**** PROVIDED DATA ****

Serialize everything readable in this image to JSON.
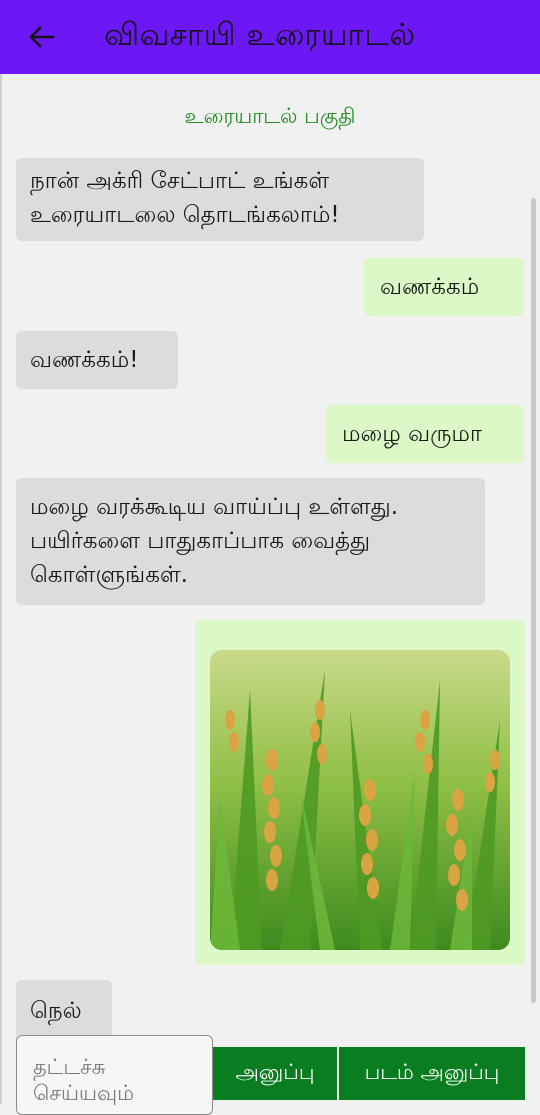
{
  "header": {
    "title": "விவசாயி உரையாடல்",
    "back_icon": "arrow-left-icon",
    "background": "#6c17f5"
  },
  "section_label": "உரையாடல் பகுதி",
  "messages": [
    {
      "sender": "bot",
      "text": "நான் அக்ரி சேட்பாட் உங்கள் உரையாடலை  தொடங்கலாம்!"
    },
    {
      "sender": "user",
      "text": "வணக்கம்"
    },
    {
      "sender": "bot",
      "text": "வணக்கம்!"
    },
    {
      "sender": "user",
      "text": "மழை வருமா"
    },
    {
      "sender": "bot",
      "text": "மழை வரக்கூடிய வாய்ப்பு உள்ளது. பயிர்களை பாதுகாப்பாக வைத்து கொள்ளுங்கள்."
    },
    {
      "sender": "user",
      "type": "image",
      "image": "rice-paddy-photo"
    },
    {
      "sender": "bot",
      "text": "நெல்"
    }
  ],
  "composer": {
    "placeholder": "தட்டச்சு செய்யவும்",
    "send_label": "அனுப்பு",
    "send_image_label": "படம் அனுப்பு"
  },
  "colors": {
    "accent": "#6c17f5",
    "bot_bubble": "#dcdcdc",
    "user_bubble": "#dcf8c6",
    "button": "#0a7d20",
    "section_label": "#1f8a1f"
  }
}
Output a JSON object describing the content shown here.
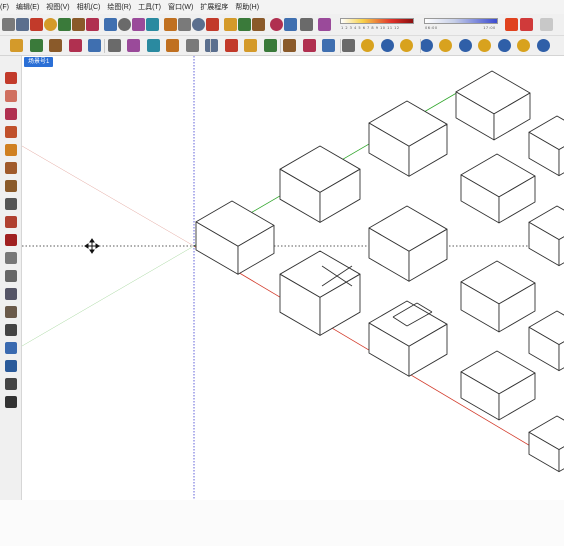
{
  "menu": [
    "(F)",
    "编辑(E)",
    "视图(V)",
    "相机(C)",
    "绘图(R)",
    "工具(T)",
    "窗口(W)",
    "扩展程序",
    "帮助(H)"
  ],
  "scene_tab": "场景号1",
  "toolbar_gradients": {
    "first_ticks": "1 2 3 4 5 6 7 8 9 10 11 12",
    "second_ticks": "06:00 17:00"
  },
  "colors": {
    "red_axis": "#d23a2a",
    "green_axis": "#2fa52a",
    "blue_axis": "#3a3ad0",
    "scene_tab": "#2a6fd6"
  },
  "icons": {
    "toolbar1": [
      "new-icon",
      "open-icon",
      "save-icon",
      "cut-icon",
      "copy-icon",
      "paste-icon",
      "erase-icon",
      "undo-icon",
      "redo-icon",
      "print-icon",
      "model-info-icon",
      "select-icon",
      "component-icon",
      "paint-icon",
      "eraser-icon",
      "orbit-icon",
      "pan-icon",
      "zoom-icon",
      "shadow-icon",
      "fog-icon",
      "sun-icon",
      "3d-warehouse-icon"
    ],
    "toolbar2": [
      "line-icon",
      "pencil-icon",
      "arc-icon",
      "rectangle-icon",
      "push-pull-icon",
      "follow-me-icon",
      "move-icon",
      "rotate-icon",
      "scale-icon",
      "tape-icon",
      "protractor-icon",
      "axes-icon",
      "section-icon",
      "walk-icon",
      "look-around-icon",
      "position-camera-icon",
      "iso-view-icon",
      "top-view-icon",
      "front-view-icon",
      "right-view-icon",
      "back-view-icon",
      "left-view-icon",
      "xray-icon",
      "wireframe-icon",
      "hidden-line-icon",
      "shaded-icon",
      "texture-icon",
      "mono-icon"
    ],
    "left": [
      "select-tool-icon",
      "eraser-tool-icon",
      "freehand-icon",
      "rectangle-tool-icon",
      "circle-tool-icon",
      "arc-tool-icon",
      "pie-icon",
      "move-tool-icon",
      "push-pull-tool-icon",
      "rotate-tool-icon",
      "tape-measure-icon",
      "text-tool-icon",
      "dimension-icon",
      "paint-bucket-icon",
      "orbit-tool-icon",
      "zoom-tool-icon",
      "zoom-extents-icon",
      "walk-tool-icon",
      "position-tool-icon"
    ]
  }
}
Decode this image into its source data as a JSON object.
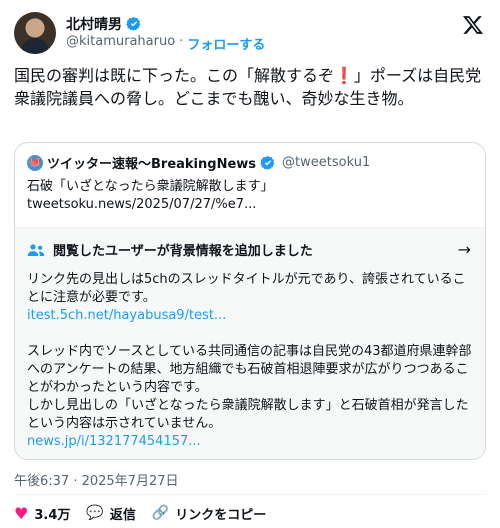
{
  "user": {
    "name": "北村晴男",
    "handle": "@kitamuraharuo",
    "separator": "·",
    "follow_label": "フォローする"
  },
  "post": {
    "text": "国民の審判は既に下った。この「解散するぞ❗」ポーズは自民党衆議院議員への脅し。どこまでも醜い、奇妙な生き物。"
  },
  "quote": {
    "icon_glyph": "🐙",
    "name": "ツイッター速報〜BreakingNews",
    "handle": "@tweetsoku1",
    "text": "石破「いざとなったら衆議院解散します」",
    "link": "tweetsoku.news/2025/07/27/%e7..."
  },
  "community_note": {
    "header": "閲覧したユーザーが背景情報を追加しました",
    "para1": "リンク先の見出しは5chのスレッドタイトルが元であり、誇張されていることに注意が必要です。",
    "link1": "itest.5ch.net/hayabusa9/test...",
    "para2": "スレッド内でソースとしている共同通信の記事は自民党の43都道府県連幹部へのアンケートの結果、地方組織でも石破首相退陣要求が広がりつつあることがわかったという内容です。",
    "para3": "しかし見出しの「いざとなったら衆議院解散します」と石破首相が発言したという内容は示されていません。",
    "link2": "news.jp/i/132177454157..."
  },
  "timestamp": "午後6:37 · 2025年7月27日",
  "actions": {
    "likes": "3.4万",
    "reply_label": "返信",
    "copy_link_label": "リンクをコピー"
  },
  "colors": {
    "accent": "#1d9bf0",
    "like": "#f91880",
    "secondary_text": "#536471"
  },
  "icons": [
    "verified-icon",
    "x-logo-icon",
    "people-icon",
    "arrow-right-icon",
    "heart-icon",
    "reply-icon",
    "link-icon"
  ]
}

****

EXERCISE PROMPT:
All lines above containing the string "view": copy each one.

EXERCISE RESULT:
      "iso-view-icon",
      "top-view-icon",
      "front-view-icon",
      "right-view-icon",
      "back-view-icon",
      "left-view-icon",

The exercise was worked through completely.